Bon Jovi continues packing houses more than a year into the biggest tour of the band's nearly 30-year career, having grossed close to $30 million and sold more than a quarter million tickets since resuming the trek Feb. 9, according to 15 shows reported to Billboard Boxscore so far this year.
That adds to their total of $197 million in grosses and almost 2 million in attendance reported to Boxscore last year from the tour, which was already enough to make it the top tour of the year in Billboard's annual Year In Music issue .
Produced globally by AEG Live and booked by Creative Artists Agency, the tour began as The Circle tour and evolved into the Greatest Hits tour in support of the band's first "Greatest Hits" release last November. Bon Jovi also finished atop the touring chart in 2008; since 1986, a band finishing top twice in three years has only been accomplished by the Rolling Stones (1998 and 1999) and the Grateful Dead (1991 and 1993). Paul Korzilius of Bon Jovi Management oversees the band's touring and co-manages the band with David Munns.
The current tour will be the highest-grossing and highest-attended of the band's career and among the top 10 highest-grossing tours of all time.
In addition to its run through arenas, since last February Bon Jovi has played seven sold-out nights at three U.S. stadiums: four at New Meadowlands Stadium in East Rutherford, N.J. ($21 million gross, more than 200,000 tickets sold), two at Chicago's Soldier Field, and one at Gillette Stadium near Boston. The band also performed five nights at four Canadian stadiums, as well as stadiums across Europe, the Pacific Rim, and Latin America. Another highlight was a 12-night stand at London's O2 Arena that took in $18 million. This summer Bon Jovi will play another 24 stadiums in Europe before wrapping the tour July 31 in Lisbon, Portugal, with 144 total shows in the books.
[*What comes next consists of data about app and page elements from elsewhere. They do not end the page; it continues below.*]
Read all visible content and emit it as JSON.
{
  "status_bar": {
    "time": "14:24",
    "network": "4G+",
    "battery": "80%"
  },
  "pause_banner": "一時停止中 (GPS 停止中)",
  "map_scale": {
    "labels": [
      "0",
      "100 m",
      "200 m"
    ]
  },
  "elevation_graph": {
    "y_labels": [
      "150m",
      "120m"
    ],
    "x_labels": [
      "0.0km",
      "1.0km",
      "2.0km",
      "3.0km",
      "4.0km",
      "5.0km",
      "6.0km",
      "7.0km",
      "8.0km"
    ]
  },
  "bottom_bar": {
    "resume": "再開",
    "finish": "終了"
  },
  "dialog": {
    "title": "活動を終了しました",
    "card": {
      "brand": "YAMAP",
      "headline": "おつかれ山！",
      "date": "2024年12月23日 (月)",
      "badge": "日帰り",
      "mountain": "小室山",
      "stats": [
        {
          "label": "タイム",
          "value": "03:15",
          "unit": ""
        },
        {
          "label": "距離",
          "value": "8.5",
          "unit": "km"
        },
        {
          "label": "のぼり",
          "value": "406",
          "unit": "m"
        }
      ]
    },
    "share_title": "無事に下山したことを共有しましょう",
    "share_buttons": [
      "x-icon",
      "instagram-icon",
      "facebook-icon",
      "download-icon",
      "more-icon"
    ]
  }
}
Remarkably, demand has not softened in markets where Bon Jovi has previously played stadiums on this tour, as the band returned for two sold-out nights at the Air Canada Centre in Toronto Feb. 14-15 after playing two stadium dates in the market last year. Bon Jovi also sold out three Madison Square Gardens in New York in February, and returned to Boston for a sellout at TD Garden Arena March 1. And in Chicago, Bon Jovi sold out two nights at the United Center March 8-9.
The Circle/Greatest Hits tour caps a remarkably successful decade for the band and a rare elevation in a lengthy career arc, a fact not lost on the band's Jon Bon Jovi. "You can show up, but that doesn't mean the people are going to go, and that doesn't mean they're going to come next time and next time," the singer told Billboard in an interview last December. "When you think about it objectively, we've had five albums in this decade, we've toured every one, and people came back every time. It says something for the band and the production and the performance that people feel they're getting their money's worth, especially in this economic downturn. People really don't have that disposable income, so they make choices and this is one of them. This is a luxury for them, and we don't take that for granted."